About this exercise ▸ In the copy, include no pictures. Reproduce the rest of the entries exactly.

(Stored dataset items)

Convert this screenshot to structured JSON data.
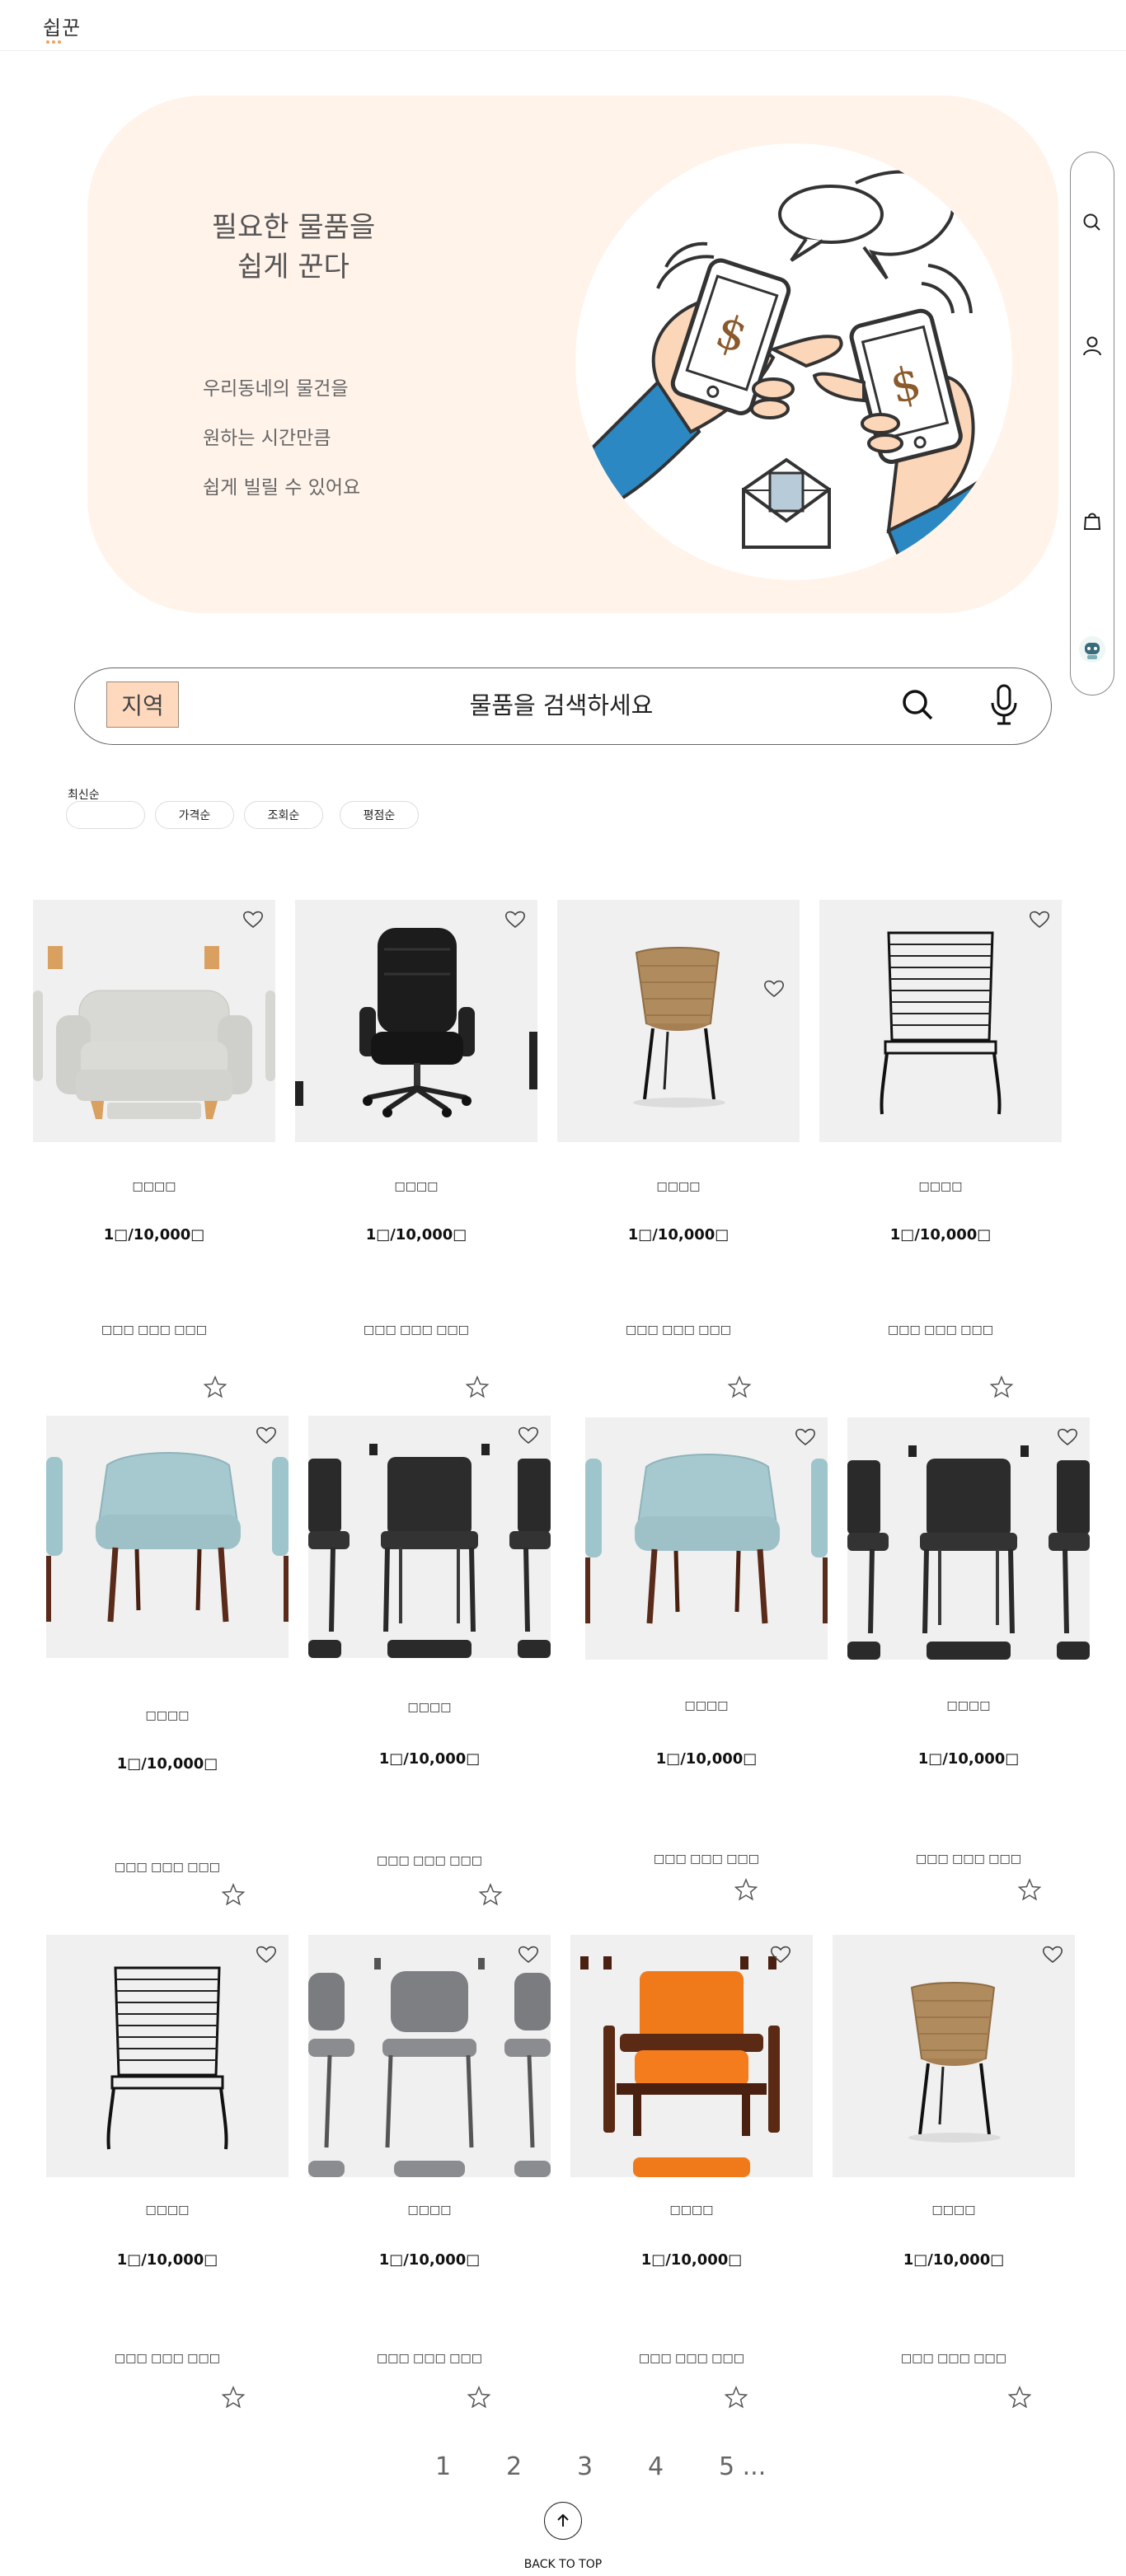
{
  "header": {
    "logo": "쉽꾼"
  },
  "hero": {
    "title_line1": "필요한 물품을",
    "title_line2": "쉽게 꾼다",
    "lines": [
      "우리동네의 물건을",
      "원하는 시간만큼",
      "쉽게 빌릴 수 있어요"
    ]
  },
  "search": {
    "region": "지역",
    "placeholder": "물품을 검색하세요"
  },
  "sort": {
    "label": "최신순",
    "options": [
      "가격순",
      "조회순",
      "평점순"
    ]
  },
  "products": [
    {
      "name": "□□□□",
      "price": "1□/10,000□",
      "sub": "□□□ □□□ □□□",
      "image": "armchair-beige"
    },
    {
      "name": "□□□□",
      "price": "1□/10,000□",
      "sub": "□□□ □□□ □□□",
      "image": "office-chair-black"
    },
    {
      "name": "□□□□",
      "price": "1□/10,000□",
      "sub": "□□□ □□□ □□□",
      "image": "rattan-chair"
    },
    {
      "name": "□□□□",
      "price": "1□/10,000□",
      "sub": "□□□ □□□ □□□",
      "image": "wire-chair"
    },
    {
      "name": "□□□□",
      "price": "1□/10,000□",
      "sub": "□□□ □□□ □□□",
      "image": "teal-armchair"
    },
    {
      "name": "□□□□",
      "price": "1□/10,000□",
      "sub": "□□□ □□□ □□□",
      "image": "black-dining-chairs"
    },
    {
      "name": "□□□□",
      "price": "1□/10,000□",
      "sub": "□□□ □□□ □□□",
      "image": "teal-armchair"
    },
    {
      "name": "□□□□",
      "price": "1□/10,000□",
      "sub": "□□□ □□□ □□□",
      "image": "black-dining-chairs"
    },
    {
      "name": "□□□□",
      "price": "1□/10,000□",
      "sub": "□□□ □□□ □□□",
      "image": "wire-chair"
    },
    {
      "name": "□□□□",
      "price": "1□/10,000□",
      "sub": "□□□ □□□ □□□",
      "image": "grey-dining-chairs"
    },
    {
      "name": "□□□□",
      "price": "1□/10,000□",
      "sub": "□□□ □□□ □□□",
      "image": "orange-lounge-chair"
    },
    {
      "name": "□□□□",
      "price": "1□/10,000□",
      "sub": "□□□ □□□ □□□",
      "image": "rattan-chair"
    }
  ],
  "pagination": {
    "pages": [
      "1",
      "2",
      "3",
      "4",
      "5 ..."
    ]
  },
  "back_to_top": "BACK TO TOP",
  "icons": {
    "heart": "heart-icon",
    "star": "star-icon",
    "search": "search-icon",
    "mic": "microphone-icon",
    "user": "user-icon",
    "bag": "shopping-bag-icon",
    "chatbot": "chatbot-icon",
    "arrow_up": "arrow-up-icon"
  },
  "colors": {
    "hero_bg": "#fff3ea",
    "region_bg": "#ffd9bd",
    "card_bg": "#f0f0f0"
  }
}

Exercise answer ▸
Convert this screenshot to structured JSON data.
{
  "header": {
    "logo": "쉽꾼"
  },
  "hero": {
    "title_line1": "필요한 물품을",
    "title_line2": "쉽게 꾼다",
    "lines": [
      "우리동네의 물건을",
      "원하는 시간만큼",
      "쉽게 빌릴 수 있어요"
    ]
  },
  "search": {
    "region": "지역",
    "placeholder": "물품을 검색하세요"
  },
  "sort": {
    "label": "최신순",
    "options": [
      "가격순",
      "조회순",
      "평점순"
    ]
  },
  "products": [
    {
      "name": "□□□□",
      "price": "1□/10,000□",
      "sub": "□□□ □□□ □□□",
      "image": "armchair-beige"
    },
    {
      "name": "□□□□",
      "price": "1□/10,000□",
      "sub": "□□□ □□□ □□□",
      "image": "office-chair-black"
    },
    {
      "name": "□□□□",
      "price": "1□/10,000□",
      "sub": "□□□ □□□ □□□",
      "image": "rattan-chair"
    },
    {
      "name": "□□□□",
      "price": "1□/10,000□",
      "sub": "□□□ □□□ □□□",
      "image": "wire-chair"
    },
    {
      "name": "□□□□",
      "price": "1□/10,000□",
      "sub": "□□□ □□□ □□□",
      "image": "teal-armchair"
    },
    {
      "name": "□□□□",
      "price": "1□/10,000□",
      "sub": "□□□ □□□ □□□",
      "image": "black-dining-chairs"
    },
    {
      "name": "□□□□",
      "price": "1□/10,000□",
      "sub": "□□□ □□□ □□□",
      "image": "teal-armchair"
    },
    {
      "name": "□□□□",
      "price": "1□/10,000□",
      "sub": "□□□ □□□ □□□",
      "image": "black-dining-chairs"
    },
    {
      "name": "□□□□",
      "price": "1□/10,000□",
      "sub": "□□□ □□□ □□□",
      "image": "wire-chair"
    },
    {
      "name": "□□□□",
      "price": "1□/10,000□",
      "sub": "□□□ □□□ □□□",
      "image": "grey-dining-chairs"
    },
    {
      "name": "□□□□",
      "price": "1□/10,000□",
      "sub": "□□□ □□□ □□□",
      "image": "orange-lounge-chair"
    },
    {
      "name": "□□□□",
      "price": "1□/10,000□",
      "sub": "□□□ □□□ □□□",
      "image": "rattan-chair"
    }
  ],
  "pagination": {
    "pages": [
      "1",
      "2",
      "3",
      "4",
      "5 ..."
    ]
  },
  "back_to_top": "BACK TO TOP",
  "icons": {
    "heart": "heart-icon",
    "star": "star-icon",
    "search": "search-icon",
    "mic": "microphone-icon",
    "user": "user-icon",
    "bag": "shopping-bag-icon",
    "chatbot": "chatbot-icon",
    "arrow_up": "arrow-up-icon"
  },
  "colors": {
    "hero_bg": "#fff3ea",
    "region_bg": "#ffd9bd",
    "card_bg": "#f0f0f0"
  }
}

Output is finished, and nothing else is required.